“War is not won by victory.”
Ernest Hemingway, A Farewell to Arms
suppose, it must also be true, that war is not lost by defeat. It is
difficult to argue with the score card. To date I have started 5 trail
races. All 5 have resulted in injury, 3 in DNF’s. I feel I’ve given it
a fair shake. 23% of my training miles this year have been on trails.
And yet, less than 2 miles in to MT Hood 50, I rolled my left ankle,
again, and went down in a cloud of dust. That’s 23% of my time running
on a surface that I don’t enjoy, just so that I can get better at
running on a surface I don’t really enjoy.
love running, period. I love running on roads. I love running from
one town to another, noticing first, the houses getting closer together,
then seeing the “reduce speed” sign as the precursor of the town limits
sign. I like convenience stores, fruit stands and water from hoses.
Sometimes I like counting cars, or telephone poles, but most
importantly I like “stealing miles”. Where you get lost in thought,

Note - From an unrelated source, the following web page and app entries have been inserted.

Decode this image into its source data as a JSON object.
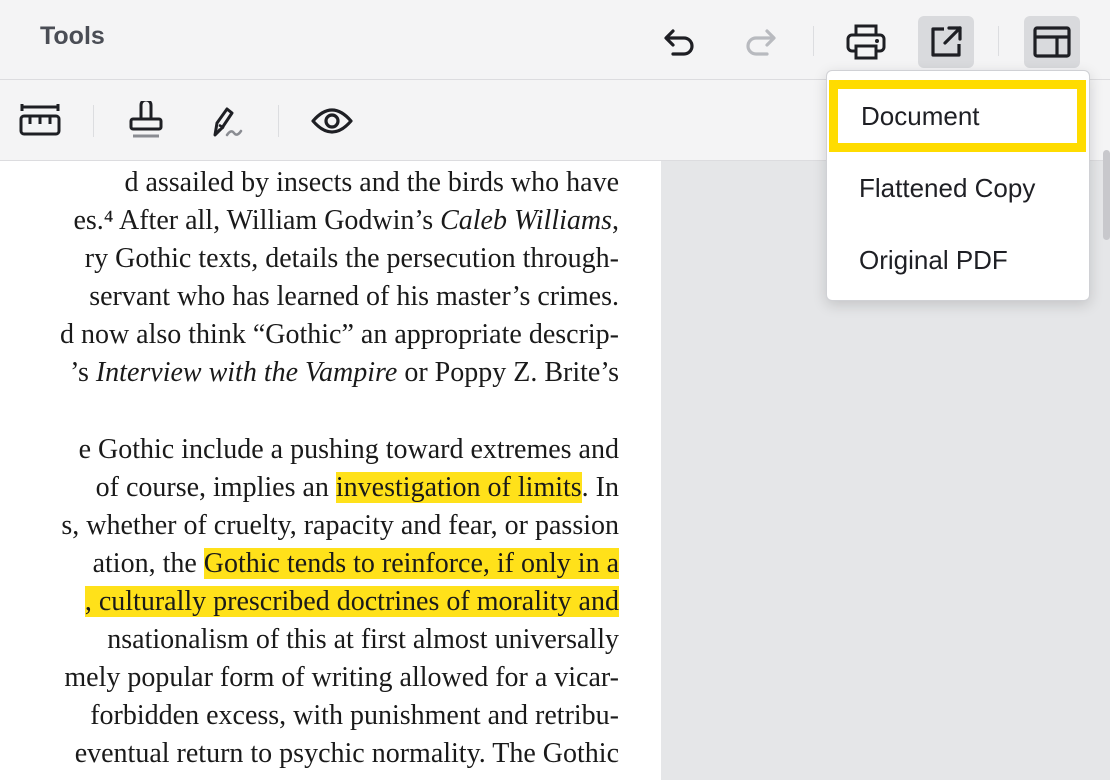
{
  "header": {
    "title": "Tools"
  },
  "toolbar": {
    "icons": [
      "undo-icon",
      "redo-icon",
      "print-icon",
      "export-icon",
      "layout-icon"
    ],
    "sub_icons": [
      "ruler-icon",
      "stamp-icon",
      "signature-icon",
      "eye-icon"
    ]
  },
  "export_menu": {
    "items": [
      "Document",
      "Flattened Copy",
      "Original PDF"
    ],
    "selected": "Document",
    "highlight_color": "#ffdc00"
  },
  "document": {
    "highlight_color": "#ffe11a",
    "paragraph1": [
      {
        "pre": "d assailed by insects and the birds who have"
      },
      {
        "pre": "es.⁴ After all, William Godwin’s ",
        "italic": "Caleb Williams",
        "post": ","
      },
      {
        "pre": "ry Gothic texts, details the persecution through-"
      },
      {
        "pre": "servant who has learned of his master’s crimes."
      },
      {
        "pre": "d now also think “Gothic” an appropriate descrip-"
      },
      {
        "pre": "’s ",
        "italic": "Interview with the Vampire",
        "post": " or Poppy Z. Brite’s"
      }
    ],
    "paragraph2": [
      {
        "pre": "e Gothic include a pushing toward extremes and"
      },
      {
        "pre": "of course, implies an ",
        "highlight": "investigation of limits",
        "post": ". In"
      },
      {
        "pre": "s, whether of cruelty, rapacity and fear, or passion"
      },
      {
        "pre": "ation, the ",
        "highlight": "Gothic tends to reinforce, if only in a"
      },
      {
        "highlight": ", culturally prescribed doctrines of morality and"
      },
      {
        "pre": "nsationalism of this at first almost universally"
      },
      {
        "pre": "mely popular form of writing allowed for a vicar-"
      },
      {
        "pre": " forbidden excess, with punishment and retribu-"
      },
      {
        "pre": "eventual return to psychic normality. The Gothic"
      }
    ]
  }
}
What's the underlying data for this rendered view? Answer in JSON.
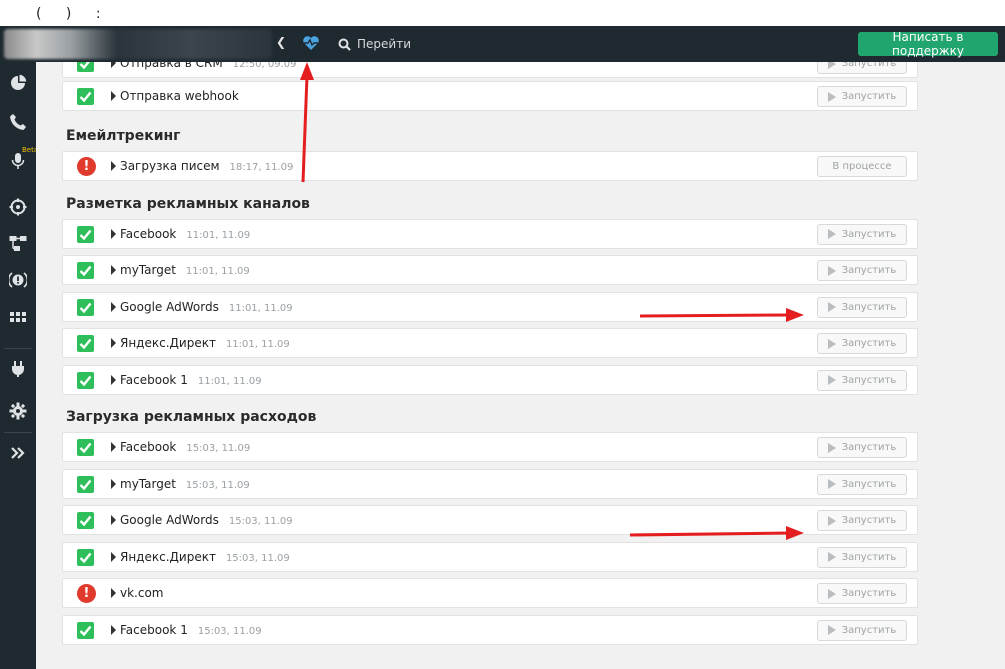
{
  "caption": "( ) :",
  "topbar": {
    "go_label": "Перейти",
    "support_label": "Написать в поддержку",
    "accent": "#21a56e",
    "heart_color": "#4aa3e0"
  },
  "sidebar": {
    "beta": "Beta"
  },
  "top_rows": [
    {
      "label": "Отправка в CRM",
      "time": "12:50, 09.09",
      "status": "ok",
      "action": "Запустить"
    },
    {
      "label": "Отправка webhook",
      "time": "",
      "status": "ok",
      "action": "Запустить"
    }
  ],
  "sections": [
    {
      "title": "Емейлтрекинг",
      "rows": [
        {
          "label": "Загрузка писем",
          "time": "18:17, 11.09",
          "status": "error",
          "action": "В процессе"
        }
      ]
    },
    {
      "title": "Разметка рекламных каналов",
      "rows": [
        {
          "label": "Facebook",
          "time": "11:01, 11.09",
          "status": "ok",
          "action": "Запустить"
        },
        {
          "label": "myTarget",
          "time": "11:01, 11.09",
          "status": "ok",
          "action": "Запустить"
        },
        {
          "label": "Google AdWords",
          "time": "11:01, 11.09",
          "status": "ok",
          "action": "Запустить"
        },
        {
          "label": "Яндекс.Директ",
          "time": "11:01, 11.09",
          "status": "ok",
          "action": "Запустить"
        },
        {
          "label": "Facebook 1",
          "time": "11:01, 11.09",
          "status": "ok",
          "action": "Запустить"
        }
      ]
    },
    {
      "title": "Загрузка рекламных расходов",
      "rows": [
        {
          "label": "Facebook",
          "time": "15:03, 11.09",
          "status": "ok",
          "action": "Запустить"
        },
        {
          "label": "myTarget",
          "time": "15:03, 11.09",
          "status": "ok",
          "action": "Запустить"
        },
        {
          "label": "Google AdWords",
          "time": "15:03, 11.09",
          "status": "ok",
          "action": "Запустить"
        },
        {
          "label": "Яндекс.Директ",
          "time": "15:03, 11.09",
          "status": "ok",
          "action": "Запустить"
        },
        {
          "label": "vk.com",
          "time": "",
          "status": "error",
          "action": "Запустить"
        },
        {
          "label": "Facebook 1",
          "time": "15:03, 11.09",
          "status": "ok",
          "action": "Запустить"
        }
      ]
    }
  ],
  "annotation_color": "#e41e1e"
}
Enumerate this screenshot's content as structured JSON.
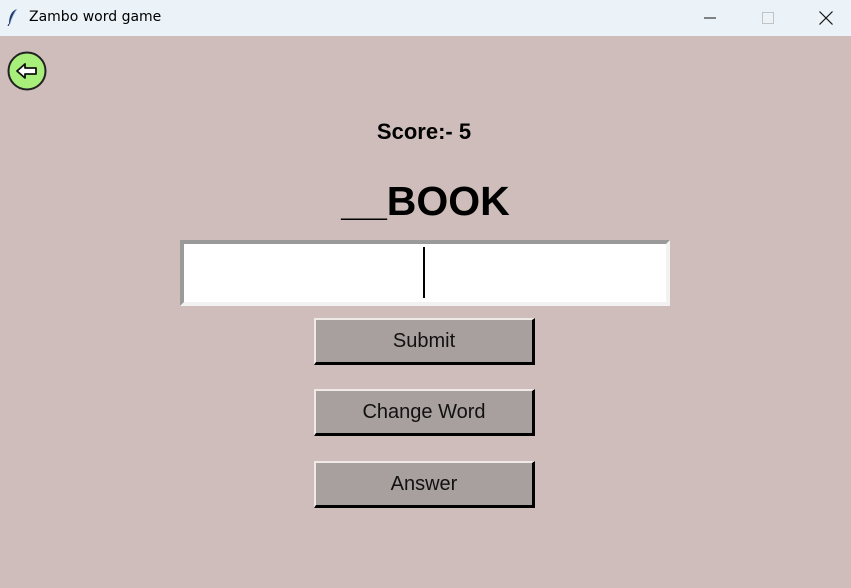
{
  "window": {
    "title": "Zambo word game"
  },
  "game": {
    "score_text": "Score:- 5",
    "word_display": "__BOOK",
    "input_value": ""
  },
  "buttons": {
    "submit": "Submit",
    "change_word": "Change Word",
    "answer": "Answer"
  },
  "icons": {
    "app": "feather-icon",
    "back": "back-arrow-icon",
    "minimize": "minimize-icon",
    "maximize": "maximize-icon",
    "close": "close-icon"
  },
  "colors": {
    "background": "#cebdba",
    "titlebar": "#ebf3f9",
    "button_face": "#a8a09e",
    "back_button": "#a8ee7a"
  }
}
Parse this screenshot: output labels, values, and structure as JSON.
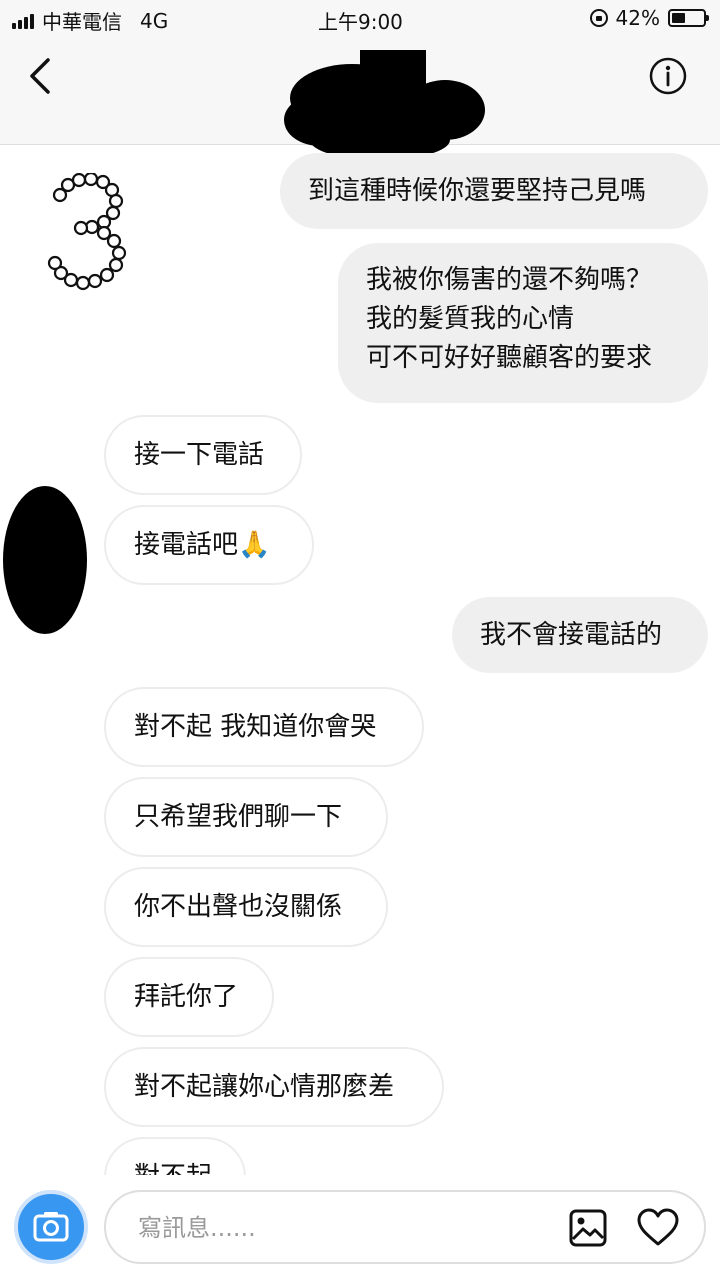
{
  "status_bar": {
    "carrier": "中華電信",
    "network": "4G",
    "time": "上午9:00",
    "battery_text": "42%",
    "battery_level": 0.42
  },
  "header": {
    "title_redacted": true,
    "back_icon": "chevron-left-icon",
    "info_icon": "info-icon"
  },
  "sticker": {
    "icon": "pearl-number-3-sticker"
  },
  "messages": [
    {
      "id": "m1",
      "direction": "sent",
      "text": "到這種時候你還要堅持己見嗎"
    },
    {
      "id": "m2",
      "direction": "sent",
      "text": "我被你傷害的還不夠嗎？\n我的髮質我的心情\n可不可好好聽顧客的要求"
    },
    {
      "id": "m3",
      "direction": "received",
      "text": "接一下電話"
    },
    {
      "id": "m4",
      "direction": "received",
      "text": "接電話吧🙏"
    },
    {
      "id": "m5",
      "direction": "sent",
      "text": "我不會接電話的"
    },
    {
      "id": "m6",
      "direction": "received",
      "text": "對不起 我知道你會哭"
    },
    {
      "id": "m7",
      "direction": "received",
      "text": "只希望我們聊一下"
    },
    {
      "id": "m8",
      "direction": "received",
      "text": "你不出聲也沒關係"
    },
    {
      "id": "m9",
      "direction": "received",
      "text": "拜託你了"
    },
    {
      "id": "m10",
      "direction": "received",
      "text": "對不起讓妳心情那麼差"
    },
    {
      "id": "m11",
      "direction": "received",
      "text": "對不起"
    }
  ],
  "composer": {
    "placeholder": "寫訊息......",
    "camera_icon": "camera-icon",
    "gallery_icon": "image-gallery-icon",
    "heart_icon": "heart-icon"
  },
  "colors": {
    "camera_blue": "#3897f0",
    "sent_bubble": "#efefef",
    "received_border": "#ececec",
    "header_bg": "#f7f7f7"
  }
}
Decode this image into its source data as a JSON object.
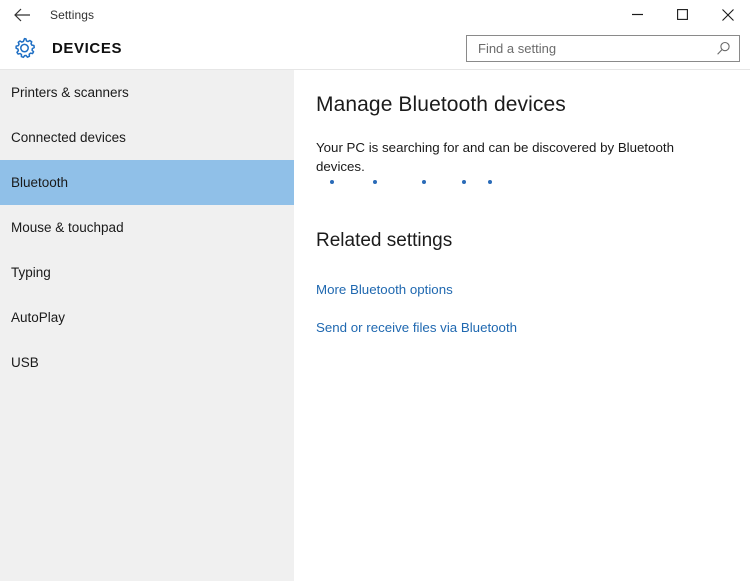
{
  "titlebar": {
    "back_icon": "back-arrow-icon",
    "title": "Settings",
    "minimize_label": "Minimize",
    "maximize_label": "Maximize",
    "close_label": "Close"
  },
  "header": {
    "gear_icon": "gear-icon",
    "app_title": "DEVICES"
  },
  "search": {
    "placeholder": "Find a setting",
    "value": "",
    "icon": "search-icon"
  },
  "sidebar": {
    "items": [
      {
        "label": "Printers & scanners",
        "selected": false
      },
      {
        "label": "Connected devices",
        "selected": false
      },
      {
        "label": "Bluetooth",
        "selected": true
      },
      {
        "label": "Mouse & touchpad",
        "selected": false
      },
      {
        "label": "Typing",
        "selected": false
      },
      {
        "label": "AutoPlay",
        "selected": false
      },
      {
        "label": "USB",
        "selected": false
      }
    ]
  },
  "main": {
    "page_title": "Manage Bluetooth devices",
    "status_text": "Your PC is searching for and can be discovered by Bluetooth devices.",
    "progress_dots": {
      "count": 5,
      "offsets": [
        14,
        57,
        106,
        146,
        172
      ],
      "color": "#2a6bb8"
    },
    "related_title": "Related settings",
    "links": [
      {
        "label": "More Bluetooth options"
      },
      {
        "label": "Send or receive files via Bluetooth"
      }
    ]
  },
  "colors": {
    "selection_blue": "#90c0e8",
    "link_blue": "#1f68b0",
    "sidebar_bg": "#f0f0f0",
    "accent_blue": "#2a6bb8"
  }
}
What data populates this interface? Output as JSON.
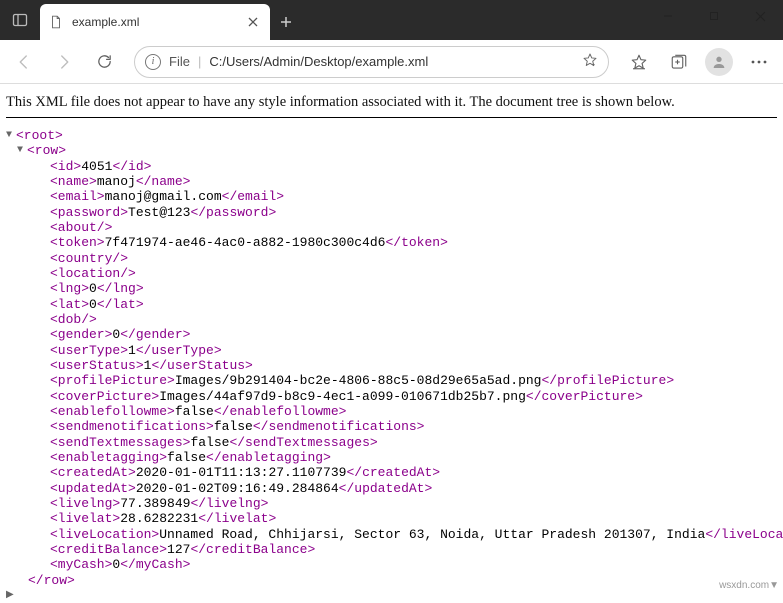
{
  "window": {
    "tab_label": "example.xml",
    "url_proto": "File",
    "url_path": "C:/Users/Admin/Desktop/example.xml"
  },
  "notice": "This XML file does not appear to have any style information associated with it. The document tree is shown below.",
  "xml": {
    "root_name": "root",
    "row_name": "row",
    "row_close": "</row>",
    "fields": [
      {
        "tag": "id",
        "value": "4051"
      },
      {
        "tag": "name",
        "value": "manoj"
      },
      {
        "tag": "email",
        "value": "manoj@gmail.com"
      },
      {
        "tag": "password",
        "value": "Test@123"
      },
      {
        "tag": "about",
        "empty": true
      },
      {
        "tag": "token",
        "value": "7f471974-ae46-4ac0-a882-1980c300c4d6"
      },
      {
        "tag": "country",
        "empty": true
      },
      {
        "tag": "location",
        "empty": true
      },
      {
        "tag": "lng",
        "value": "0"
      },
      {
        "tag": "lat",
        "value": "0"
      },
      {
        "tag": "dob",
        "empty": true
      },
      {
        "tag": "gender",
        "value": "0"
      },
      {
        "tag": "userType",
        "value": "1"
      },
      {
        "tag": "userStatus",
        "value": "1"
      },
      {
        "tag": "profilePicture",
        "value": "Images/9b291404-bc2e-4806-88c5-08d29e65a5ad.png"
      },
      {
        "tag": "coverPicture",
        "value": "Images/44af97d9-b8c9-4ec1-a099-010671db25b7.png"
      },
      {
        "tag": "enablefollowme",
        "value": "false"
      },
      {
        "tag": "sendmenotifications",
        "value": "false"
      },
      {
        "tag": "sendTextmessages",
        "value": "false"
      },
      {
        "tag": "enabletagging",
        "value": "false"
      },
      {
        "tag": "createdAt",
        "value": "2020-01-01T11:13:27.1107739"
      },
      {
        "tag": "updatedAt",
        "value": "2020-01-02T09:16:49.284864"
      },
      {
        "tag": "livelng",
        "value": "77.389849"
      },
      {
        "tag": "livelat",
        "value": "28.6282231"
      },
      {
        "tag": "liveLocation",
        "value": "Unnamed Road, Chhijarsi, Sector 63, Noida, Uttar Pradesh 201307, India"
      },
      {
        "tag": "creditBalance",
        "value": "127"
      },
      {
        "tag": "myCash",
        "value": "0"
      }
    ]
  },
  "watermark": "wsxdn.com▼"
}
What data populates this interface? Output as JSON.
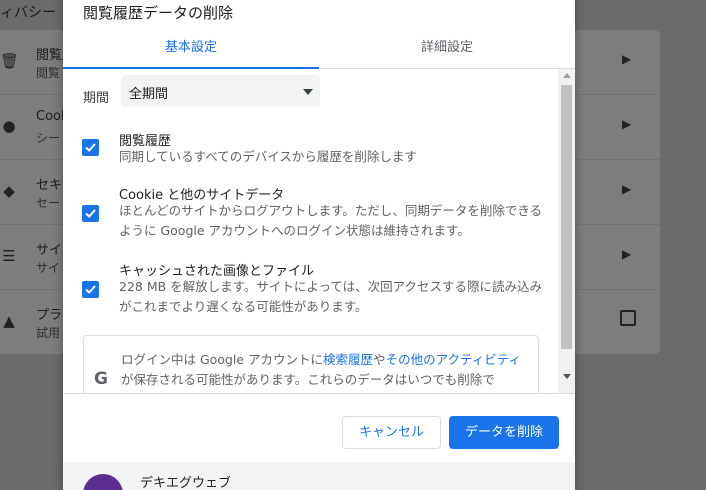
{
  "background": {
    "header": "ィバシー",
    "rows": [
      {
        "title": "閲覧履",
        "sub": "閲覧",
        "icon": "trash-icon"
      },
      {
        "title": "Cook",
        "sub": "シー",
        "icon": "cookie-icon"
      },
      {
        "title": "セキ",
        "sub": "セー",
        "icon": "shield-icon"
      },
      {
        "title": "サイ",
        "sub": "サイ",
        "icon": "sliders-icon"
      },
      {
        "title": "プラ",
        "sub": "試用",
        "icon": "flask-icon"
      }
    ]
  },
  "dialog": {
    "title": "閲覧履歴データの削除",
    "tabs": [
      {
        "label": "基本設定",
        "active": true
      },
      {
        "label": "詳細設定",
        "active": false
      }
    ],
    "period": {
      "label": "期間",
      "value": "全期間"
    },
    "options": [
      {
        "title": "閲覧履歴",
        "desc": "同期しているすべてのデバイスから履歴を削除します",
        "checked": true
      },
      {
        "title": "Cookie と他のサイトデータ",
        "desc": "ほとんどのサイトからログアウトします。ただし、同期データを削除できるように Google アカウントへのログイン状態は維持されます。",
        "checked": true
      },
      {
        "title": "キャッシュされた画像とファイル",
        "desc": "228 MB を解放します。サイトによっては、次回アクセスする際に読み込みがこれまでより遅くなる可能性があります。",
        "checked": true
      }
    ],
    "info": {
      "prefix": "ログイン中は Google アカウントに",
      "link1": "検索履歴",
      "mid": "や",
      "link2": "その他のアクティビティ",
      "suffix": "が保存される可能性があります。これらのデータはいつでも削除で"
    },
    "buttons": {
      "cancel": "キャンセル",
      "delete": "データを削除"
    },
    "account": {
      "name": "デキエグウェブ"
    }
  },
  "colors": {
    "accent": "#1a73e8",
    "avatar": "#5c2d91"
  }
}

only to “snap out of it” and realize that the last time you were aware
of the fact that you were running was a few miles ago. This never
happens for me on trails. For me, trail running is like playing
whack-a-mole, where every root, rock and clump of grass must be
accounted for and acknowledged. It’s like being responsible for a
toddler around a campfire.
around with an ankle that looks like it swallowed a grapefruit, it’s
easy to ask myself “why?” The simplest answer is Western States.
Before I envisioned ever wanting to run further than marathon distance,
I knew about Western States. When I missed qualifying for Boston by a
minute and 26 seconds, I declared in a semi drunken stupor, “fuck it
then, I’ll run Western States instead”. Finally getting in, last year,
and then not finishing only made the obsession to get back stronger.
It’s time to let go. The quest for Western States is making me select
races that I don’t really enjoy, and making me train in ways that I
don’t really enjoy. It’s adding anxiety to something that usually keeps
anxiety out of my life, running. Worst of all, the trail injuries mean
“down time”, something that roads have never done. I’ve probably been
fortunate to escape the over use injuries that many runners deal with.
All of my injuries have been of the fall down go boom variety.
weekend, I’m going to go scout out the southern section of next Summers
Run Across Oregon. Hopefully, that will take my mind off running until
next week and I’ll be able to start training again.
When you run to solve problems, you have a problem, when not being able to run is your problem.